Listed records START

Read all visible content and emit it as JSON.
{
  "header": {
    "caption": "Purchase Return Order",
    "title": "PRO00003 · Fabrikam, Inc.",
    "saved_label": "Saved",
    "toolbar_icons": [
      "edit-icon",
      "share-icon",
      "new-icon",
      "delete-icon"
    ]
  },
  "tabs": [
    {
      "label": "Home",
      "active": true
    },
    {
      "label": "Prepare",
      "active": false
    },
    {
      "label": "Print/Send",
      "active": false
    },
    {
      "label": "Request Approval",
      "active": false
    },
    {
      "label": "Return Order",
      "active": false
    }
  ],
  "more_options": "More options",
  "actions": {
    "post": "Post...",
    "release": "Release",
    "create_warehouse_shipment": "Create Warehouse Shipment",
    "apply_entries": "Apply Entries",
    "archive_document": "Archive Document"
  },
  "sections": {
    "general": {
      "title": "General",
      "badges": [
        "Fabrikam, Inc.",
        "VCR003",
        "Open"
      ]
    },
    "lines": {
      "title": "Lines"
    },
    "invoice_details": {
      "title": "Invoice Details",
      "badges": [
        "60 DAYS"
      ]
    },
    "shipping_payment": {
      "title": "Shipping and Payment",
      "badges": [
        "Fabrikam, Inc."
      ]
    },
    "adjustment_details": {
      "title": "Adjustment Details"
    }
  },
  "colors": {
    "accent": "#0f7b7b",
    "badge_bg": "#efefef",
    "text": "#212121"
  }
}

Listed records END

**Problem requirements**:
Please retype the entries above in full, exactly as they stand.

**Result below**:
Read all visible content and emit it as JSON.
{
  "header": {
    "caption": "Purchase Return Order",
    "title": "PRO00003 · Fabrikam, Inc.",
    "saved_label": "Saved",
    "toolbar_icons": [
      "edit-icon",
      "share-icon",
      "new-icon",
      "delete-icon"
    ]
  },
  "tabs": [
    {
      "label": "Home",
      "active": true
    },
    {
      "label": "Prepare",
      "active": false
    },
    {
      "label": "Print/Send",
      "active": false
    },
    {
      "label": "Request Approval",
      "active": false
    },
    {
      "label": "Return Order",
      "active": false
    }
  ],
  "more_options": "More options",
  "actions": {
    "post": "Post...",
    "release": "Release",
    "create_warehouse_shipment": "Create Warehouse Shipment",
    "apply_entries": "Apply Entries",
    "archive_document": "Archive Document"
  },
  "sections": {
    "general": {
      "title": "General",
      "badges": [
        "Fabrikam, Inc.",
        "VCR003",
        "Open"
      ]
    },
    "lines": {
      "title": "Lines"
    },
    "invoice_details": {
      "title": "Invoice Details",
      "badges": [
        "60 DAYS"
      ]
    },
    "shipping_payment": {
      "title": "Shipping and Payment",
      "badges": [
        "Fabrikam, Inc."
      ]
    },
    "adjustment_details": {
      "title": "Adjustment Details"
    }
  },
  "colors": {
    "accent": "#0f7b7b",
    "badge_bg": "#efefef",
    "text": "#212121"
  }
}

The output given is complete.